## The problem
In the entries that follow, how many lines hold the string "title"? Give only that number.

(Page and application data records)
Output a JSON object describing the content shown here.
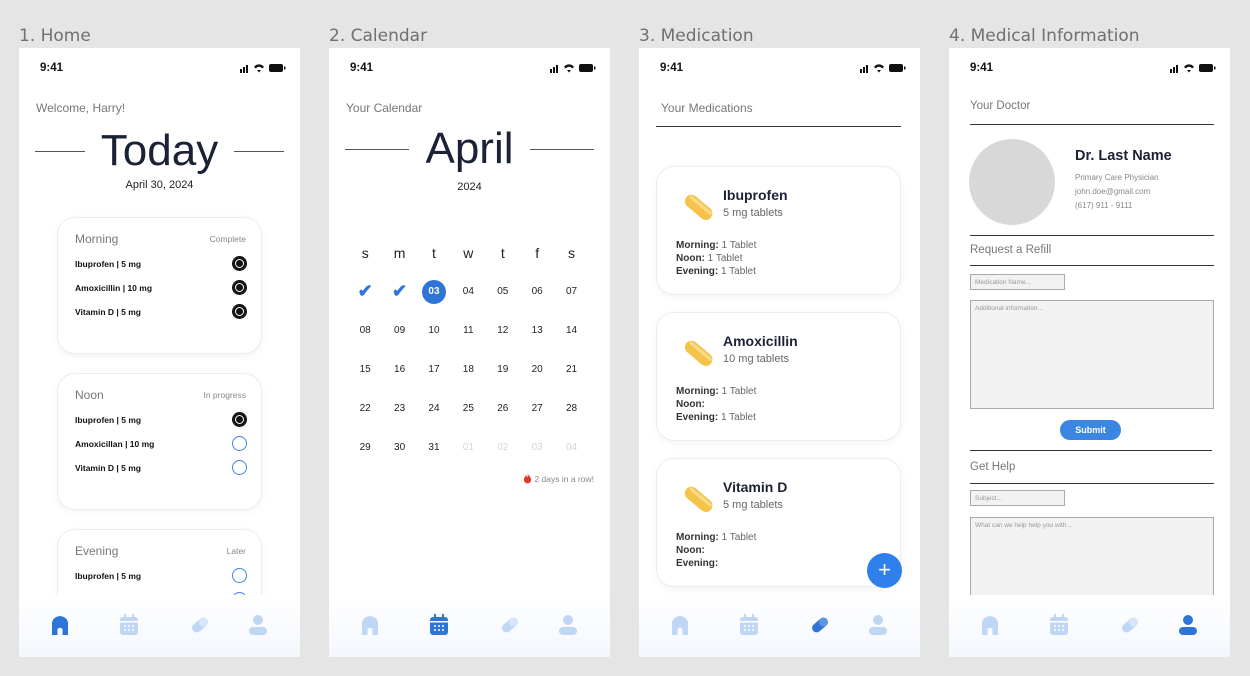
{
  "frames": [
    {
      "title": "1. Home"
    },
    {
      "title": "2. Calendar"
    },
    {
      "title": "3. Medication"
    },
    {
      "title": "4. Medical Information"
    }
  ],
  "status_time": "9:41",
  "home": {
    "greeting": "Welcome, Harry!",
    "heading": "Today",
    "date": "April 30, 2024",
    "cards": [
      {
        "title": "Morning",
        "status": "Complete",
        "items": [
          {
            "name": "Ibuprofen | 5 mg",
            "taken": true
          },
          {
            "name": "Amoxicillin | 10 mg",
            "taken": true
          },
          {
            "name": "Vitamin D | 5 mg",
            "taken": true
          }
        ]
      },
      {
        "title": "Noon",
        "status": "In progress",
        "items": [
          {
            "name": "Ibuprofen | 5 mg",
            "taken": true
          },
          {
            "name": "Amoxicillan | 10 mg",
            "taken": false
          },
          {
            "name": "Vitamin D | 5 mg",
            "taken": false
          }
        ]
      },
      {
        "title": "Evening",
        "status": "Later",
        "items": [
          {
            "name": "Ibuprofen | 5 mg",
            "taken": false
          }
        ]
      }
    ]
  },
  "calendar": {
    "label": "Your Calendar",
    "month": "April",
    "year": "2024",
    "weekdays": [
      "s",
      "m",
      "t",
      "w",
      "t",
      "f",
      "s"
    ],
    "weeks": [
      [
        "✔",
        "✔",
        "03",
        "04",
        "05",
        "06",
        "07"
      ],
      [
        "08",
        "09",
        "10",
        "11",
        "12",
        "13",
        "14"
      ],
      [
        "15",
        "16",
        "17",
        "18",
        "19",
        "20",
        "21"
      ],
      [
        "22",
        "23",
        "24",
        "25",
        "26",
        "27",
        "28"
      ],
      [
        "29",
        "30",
        "31",
        "01",
        "02",
        "03",
        "04"
      ]
    ],
    "today": "03",
    "streak": "2 days in a row!"
  },
  "medication": {
    "label": "Your Medications",
    "items": [
      {
        "name": "Ibuprofen",
        "type": "5 mg tablets",
        "morning": "1 Tablet",
        "noon": "1 Tablet",
        "evening": "1 Tablet"
      },
      {
        "name": "Amoxicillin",
        "type": "10 mg tablets",
        "morning": "1 Tablet",
        "noon": "",
        "evening": "1 Tablet"
      },
      {
        "name": "Vitamin D",
        "type": "5 mg tablets",
        "morning": "1 Tablet",
        "noon": "",
        "evening": ""
      }
    ],
    "labels": {
      "morning": "Morning:",
      "noon": "Noon:",
      "evening": "Evening:"
    },
    "add_label": "+"
  },
  "medical": {
    "doctor_label": "Your Doctor",
    "doctor_name": "Dr. Last Name",
    "doctor_role": "Primary Care Physician",
    "doctor_email": "john.doe@gmail.com",
    "doctor_phone": "(617) 911 - 9111",
    "refill_label": "Request a Refill",
    "med_name_placeholder": "Medication Name...",
    "additional_placeholder": "Additional information...",
    "submit_label": "Submit",
    "help_label": "Get Help",
    "subject_placeholder": "Subject...",
    "help_placeholder": "What can we help help you with..."
  },
  "colors": {
    "accent": "#2f75d7",
    "tab_inactive": "#bfd6f5",
    "pill": "#f6c34a"
  }
}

## Response area
7